**Task objective:** Extract all lines that hold "Juli" from the records below.

**Record set:**
┌──

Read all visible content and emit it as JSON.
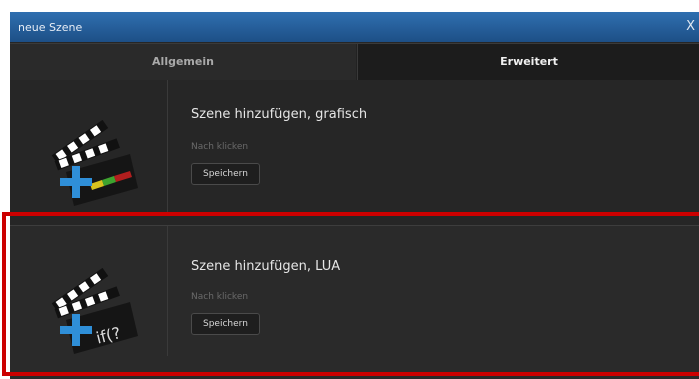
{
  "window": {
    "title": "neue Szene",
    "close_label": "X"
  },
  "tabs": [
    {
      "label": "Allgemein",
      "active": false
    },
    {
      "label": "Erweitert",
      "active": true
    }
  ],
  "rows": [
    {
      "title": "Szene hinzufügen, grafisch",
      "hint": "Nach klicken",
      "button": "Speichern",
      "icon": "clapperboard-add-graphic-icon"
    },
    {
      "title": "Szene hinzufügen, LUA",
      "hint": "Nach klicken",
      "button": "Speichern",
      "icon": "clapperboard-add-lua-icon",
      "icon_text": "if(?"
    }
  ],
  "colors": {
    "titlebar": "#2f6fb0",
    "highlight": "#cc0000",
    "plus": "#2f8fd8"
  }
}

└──
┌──

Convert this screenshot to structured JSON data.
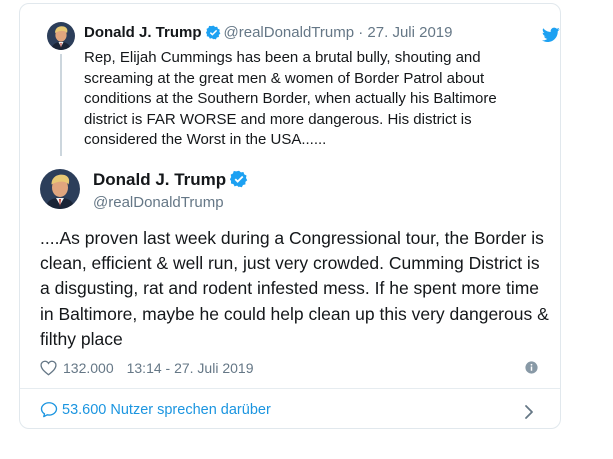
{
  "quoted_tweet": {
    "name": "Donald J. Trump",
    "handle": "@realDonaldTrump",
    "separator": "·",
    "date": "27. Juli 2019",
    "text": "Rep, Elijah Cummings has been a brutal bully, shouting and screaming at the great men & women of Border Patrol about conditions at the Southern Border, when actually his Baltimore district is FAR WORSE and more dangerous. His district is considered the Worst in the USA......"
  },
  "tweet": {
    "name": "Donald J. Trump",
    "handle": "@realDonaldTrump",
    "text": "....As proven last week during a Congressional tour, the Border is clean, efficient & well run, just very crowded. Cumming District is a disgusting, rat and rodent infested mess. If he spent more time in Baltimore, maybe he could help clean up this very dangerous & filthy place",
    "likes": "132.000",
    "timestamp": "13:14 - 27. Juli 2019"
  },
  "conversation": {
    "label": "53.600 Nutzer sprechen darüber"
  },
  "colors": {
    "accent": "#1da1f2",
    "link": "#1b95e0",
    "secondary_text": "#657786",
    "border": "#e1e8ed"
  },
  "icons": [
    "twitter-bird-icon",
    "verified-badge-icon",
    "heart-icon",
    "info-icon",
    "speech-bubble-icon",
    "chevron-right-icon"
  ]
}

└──

**Exercise solution:**
    "date": "27. Juli 2019",
    "timestamp": "13:14 - 27. Juli 2019"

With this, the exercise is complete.